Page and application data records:
+-------+

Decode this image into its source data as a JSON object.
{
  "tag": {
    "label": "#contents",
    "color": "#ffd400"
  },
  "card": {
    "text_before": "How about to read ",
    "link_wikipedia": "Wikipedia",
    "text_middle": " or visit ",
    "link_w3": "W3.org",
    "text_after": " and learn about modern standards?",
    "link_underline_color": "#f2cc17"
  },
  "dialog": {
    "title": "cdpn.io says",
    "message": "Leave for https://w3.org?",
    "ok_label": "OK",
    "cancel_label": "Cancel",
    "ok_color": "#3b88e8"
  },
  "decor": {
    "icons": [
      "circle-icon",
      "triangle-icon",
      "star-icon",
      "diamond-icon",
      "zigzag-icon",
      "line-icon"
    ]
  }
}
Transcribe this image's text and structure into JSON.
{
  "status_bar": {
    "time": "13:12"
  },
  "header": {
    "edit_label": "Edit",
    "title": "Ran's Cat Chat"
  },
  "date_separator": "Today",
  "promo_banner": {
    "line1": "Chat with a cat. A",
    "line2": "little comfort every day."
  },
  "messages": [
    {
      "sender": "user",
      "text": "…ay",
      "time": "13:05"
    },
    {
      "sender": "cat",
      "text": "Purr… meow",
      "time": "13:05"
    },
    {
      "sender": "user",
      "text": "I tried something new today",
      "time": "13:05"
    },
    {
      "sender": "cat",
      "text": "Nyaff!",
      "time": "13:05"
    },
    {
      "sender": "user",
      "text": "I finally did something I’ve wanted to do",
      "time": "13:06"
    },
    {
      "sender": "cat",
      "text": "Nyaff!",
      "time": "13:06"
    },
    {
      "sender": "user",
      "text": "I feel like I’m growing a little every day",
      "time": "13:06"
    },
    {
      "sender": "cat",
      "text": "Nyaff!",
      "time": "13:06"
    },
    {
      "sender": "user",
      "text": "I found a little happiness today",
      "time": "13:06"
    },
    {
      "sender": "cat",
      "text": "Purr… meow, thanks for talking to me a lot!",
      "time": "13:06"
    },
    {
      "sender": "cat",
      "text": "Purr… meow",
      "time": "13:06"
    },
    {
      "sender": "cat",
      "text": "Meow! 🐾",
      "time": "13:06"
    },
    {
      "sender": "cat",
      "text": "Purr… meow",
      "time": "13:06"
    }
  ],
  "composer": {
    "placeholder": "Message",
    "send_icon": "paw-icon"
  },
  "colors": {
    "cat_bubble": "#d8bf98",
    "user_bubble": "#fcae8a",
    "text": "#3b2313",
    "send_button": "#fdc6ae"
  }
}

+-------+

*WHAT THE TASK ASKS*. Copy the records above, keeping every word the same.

*RESPONSE TO THIS EXERCISE*.
Decode this image into its source data as a JSON object.
{
  "tag": {
    "label": "#contents",
    "color": "#ffd400"
  },
  "card": {
    "text_before": "How about to read ",
    "link_wikipedia": "Wikipedia",
    "text_middle": " or visit ",
    "link_w3": "W3.org",
    "text_after": " and learn about modern standards?",
    "link_underline_color": "#f2cc17"
  },
  "dialog": {
    "title": "cdpn.io says",
    "message": "Leave for https://w3.org?",
    "ok_label": "OK",
    "cancel_label": "Cancel",
    "ok_color": "#3b88e8"
  },
  "decor": {
    "icons": [
      "circle-icon",
      "triangle-icon",
      "star-icon",
      "diamond-icon",
      "zigzag-icon",
      "line-icon"
    ]
  }
}
Transcribe this image's text and structure into JSON.
{
  "status_bar": {
    "time": "13:12"
  },
  "header": {
    "edit_label": "Edit",
    "title": "Ran's Cat Chat"
  },
  "date_separator": "Today",
  "promo_banner": {
    "line1": "Chat with a cat. A",
    "line2": "little comfort every day."
  },
  "messages": [
    {
      "sender": "user",
      "text": "…ay",
      "time": "13:05"
    },
    {
      "sender": "cat",
      "text": "Purr… meow",
      "time": "13:05"
    },
    {
      "sender": "user",
      "text": "I tried something new today",
      "time": "13:05"
    },
    {
      "sender": "cat",
      "text": "Nyaff!",
      "time": "13:05"
    },
    {
      "sender": "user",
      "text": "I finally did something I’ve wanted to do",
      "time": "13:06"
    },
    {
      "sender": "cat",
      "text": "Nyaff!",
      "time": "13:06"
    },
    {
      "sender": "user",
      "text": "I feel like I’m growing a little every day",
      "time": "13:06"
    },
    {
      "sender": "cat",
      "text": "Nyaff!",
      "time": "13:06"
    },
    {
      "sender": "user",
      "text": "I found a little happiness today",
      "time": "13:06"
    },
    {
      "sender": "cat",
      "text": "Purr… meow, thanks for talking to me a lot!",
      "time": "13:06"
    },
    {
      "sender": "cat",
      "text": "Purr… meow",
      "time": "13:06"
    },
    {
      "sender": "cat",
      "text": "Meow! 🐾",
      "time": "13:06"
    },
    {
      "sender": "cat",
      "text": "Purr… meow",
      "time": "13:06"
    }
  ],
  "composer": {
    "placeholder": "Message",
    "send_icon": "paw-icon"
  },
  "colors": {
    "cat_bubble": "#d8bf98",
    "user_bubble": "#fcae8a",
    "text": "#3b2313",
    "send_button": "#fdc6ae"
  }
}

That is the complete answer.